PROVIDED RECORDS:
----
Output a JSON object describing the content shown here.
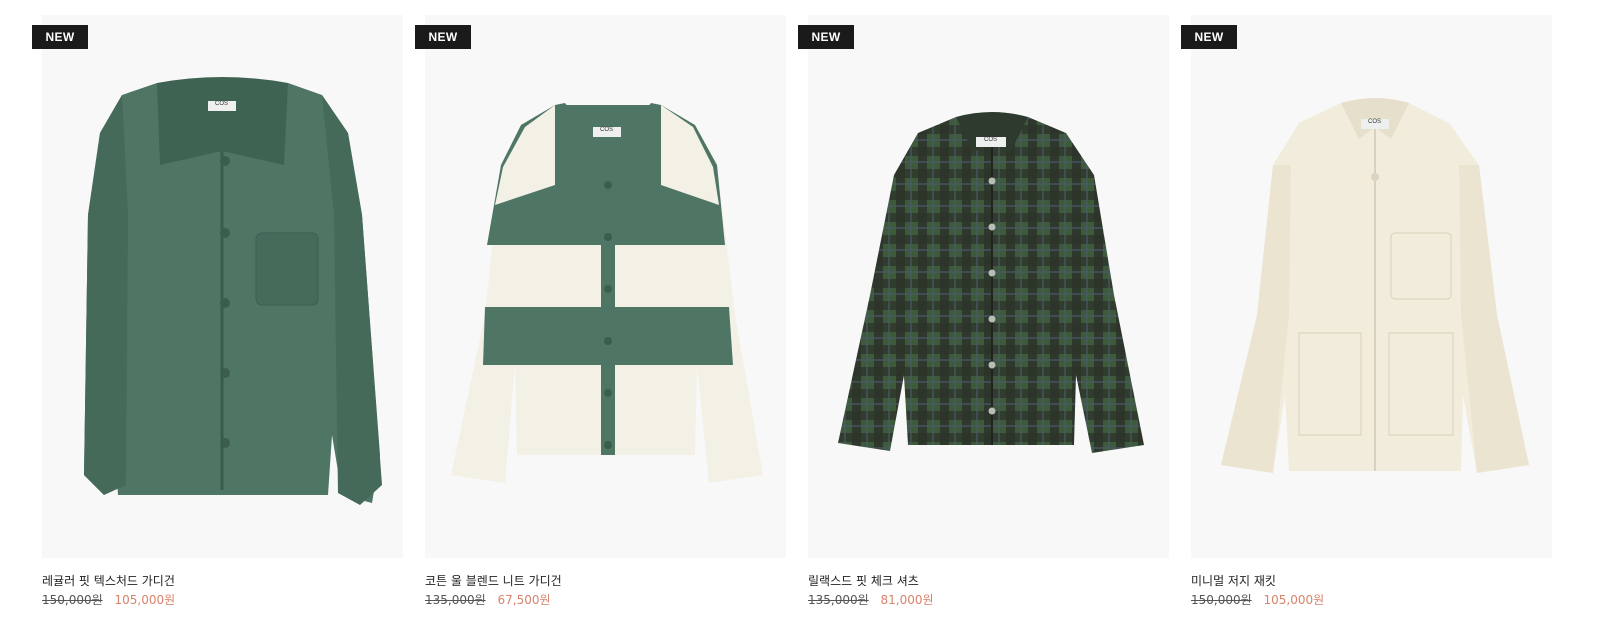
{
  "colors": {
    "badge_bg": "#1a1a1a",
    "sale_price": "#d9826a",
    "image_bg": "#f8f8f8"
  },
  "products": [
    {
      "badge": "NEW",
      "name": "레귤러 핏 텍스처드 가디건",
      "original_price": "150,000원",
      "sale_price": "105,000원",
      "image": "green-textured-cardigan",
      "label": "COS"
    },
    {
      "badge": "NEW",
      "name": "코튼 울 블렌드 니트 가디건",
      "original_price": "135,000원",
      "sale_price": "67,500원",
      "image": "green-cream-striped-cardigan",
      "label": "COS"
    },
    {
      "badge": "NEW",
      "name": "릴랙스드 핏 체크 셔츠",
      "original_price": "135,000원",
      "sale_price": "81,000원",
      "image": "green-check-shirt",
      "label": "COS"
    },
    {
      "badge": "NEW",
      "name": "미니멀 저지 재킷",
      "original_price": "150,000원",
      "sale_price": "105,000원",
      "image": "cream-jersey-jacket",
      "label": "COS"
    }
  ]
}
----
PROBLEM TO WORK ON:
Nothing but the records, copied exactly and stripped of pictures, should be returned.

SOLUTION BELOW:
Output a JSON object describing the content shown here.
{
  "colors": {
    "badge_bg": "#1a1a1a",
    "sale_price": "#d9826a",
    "image_bg": "#f8f8f8"
  },
  "products": [
    {
      "badge": "NEW",
      "name": "레귤러 핏 텍스처드 가디건",
      "original_price": "150,000원",
      "sale_price": "105,000원",
      "image": "green-textured-cardigan",
      "label": "COS"
    },
    {
      "badge": "NEW",
      "name": "코튼 울 블렌드 니트 가디건",
      "original_price": "135,000원",
      "sale_price": "67,500원",
      "image": "green-cream-striped-cardigan",
      "label": "COS"
    },
    {
      "badge": "NEW",
      "name": "릴랙스드 핏 체크 셔츠",
      "original_price": "135,000원",
      "sale_price": "81,000원",
      "image": "green-check-shirt",
      "label": "COS"
    },
    {
      "badge": "NEW",
      "name": "미니멀 저지 재킷",
      "original_price": "150,000원",
      "sale_price": "105,000원",
      "image": "cream-jersey-jacket",
      "label": "COS"
    }
  ]
}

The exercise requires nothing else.